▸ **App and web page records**
═══
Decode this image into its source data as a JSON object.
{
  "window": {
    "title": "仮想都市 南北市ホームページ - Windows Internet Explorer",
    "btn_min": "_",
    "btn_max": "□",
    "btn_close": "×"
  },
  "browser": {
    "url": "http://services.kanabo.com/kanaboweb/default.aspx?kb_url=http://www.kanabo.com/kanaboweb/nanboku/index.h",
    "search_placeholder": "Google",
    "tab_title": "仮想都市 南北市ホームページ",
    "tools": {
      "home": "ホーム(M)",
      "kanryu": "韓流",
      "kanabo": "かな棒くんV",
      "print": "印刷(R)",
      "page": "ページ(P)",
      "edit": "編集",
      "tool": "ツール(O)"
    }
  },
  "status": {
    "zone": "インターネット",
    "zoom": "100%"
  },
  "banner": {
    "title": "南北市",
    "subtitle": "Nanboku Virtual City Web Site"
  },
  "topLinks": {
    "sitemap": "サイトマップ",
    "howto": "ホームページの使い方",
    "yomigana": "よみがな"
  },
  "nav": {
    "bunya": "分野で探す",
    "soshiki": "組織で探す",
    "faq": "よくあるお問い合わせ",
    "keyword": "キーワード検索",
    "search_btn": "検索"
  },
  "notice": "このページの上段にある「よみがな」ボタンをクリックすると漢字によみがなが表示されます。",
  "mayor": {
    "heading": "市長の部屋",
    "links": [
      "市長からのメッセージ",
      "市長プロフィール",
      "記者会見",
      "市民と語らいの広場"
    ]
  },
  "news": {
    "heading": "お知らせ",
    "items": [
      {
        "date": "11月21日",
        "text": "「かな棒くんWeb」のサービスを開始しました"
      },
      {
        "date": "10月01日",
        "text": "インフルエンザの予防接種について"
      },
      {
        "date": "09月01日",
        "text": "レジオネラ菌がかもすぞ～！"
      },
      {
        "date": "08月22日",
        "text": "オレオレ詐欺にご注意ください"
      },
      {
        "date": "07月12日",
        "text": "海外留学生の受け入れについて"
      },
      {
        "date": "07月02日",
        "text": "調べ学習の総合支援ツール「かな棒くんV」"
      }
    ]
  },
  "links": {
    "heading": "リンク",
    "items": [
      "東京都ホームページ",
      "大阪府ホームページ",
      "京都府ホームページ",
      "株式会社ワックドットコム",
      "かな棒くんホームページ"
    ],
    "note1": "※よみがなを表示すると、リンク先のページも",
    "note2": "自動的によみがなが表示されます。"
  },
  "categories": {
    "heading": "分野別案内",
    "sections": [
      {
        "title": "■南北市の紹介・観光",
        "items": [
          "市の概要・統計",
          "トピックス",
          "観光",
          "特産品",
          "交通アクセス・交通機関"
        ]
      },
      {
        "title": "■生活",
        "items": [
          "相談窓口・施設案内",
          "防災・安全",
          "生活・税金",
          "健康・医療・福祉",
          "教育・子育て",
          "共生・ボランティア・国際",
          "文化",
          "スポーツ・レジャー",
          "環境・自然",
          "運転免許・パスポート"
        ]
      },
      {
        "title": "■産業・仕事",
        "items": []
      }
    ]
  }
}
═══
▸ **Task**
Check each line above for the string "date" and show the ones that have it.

▸ **Exercise answer**
        "date": "11月21日",
        "date": "10月01日",
        "date": "09月01日",
        "date": "08月22日",
        "date": "07月12日",
        "date": "07月02日",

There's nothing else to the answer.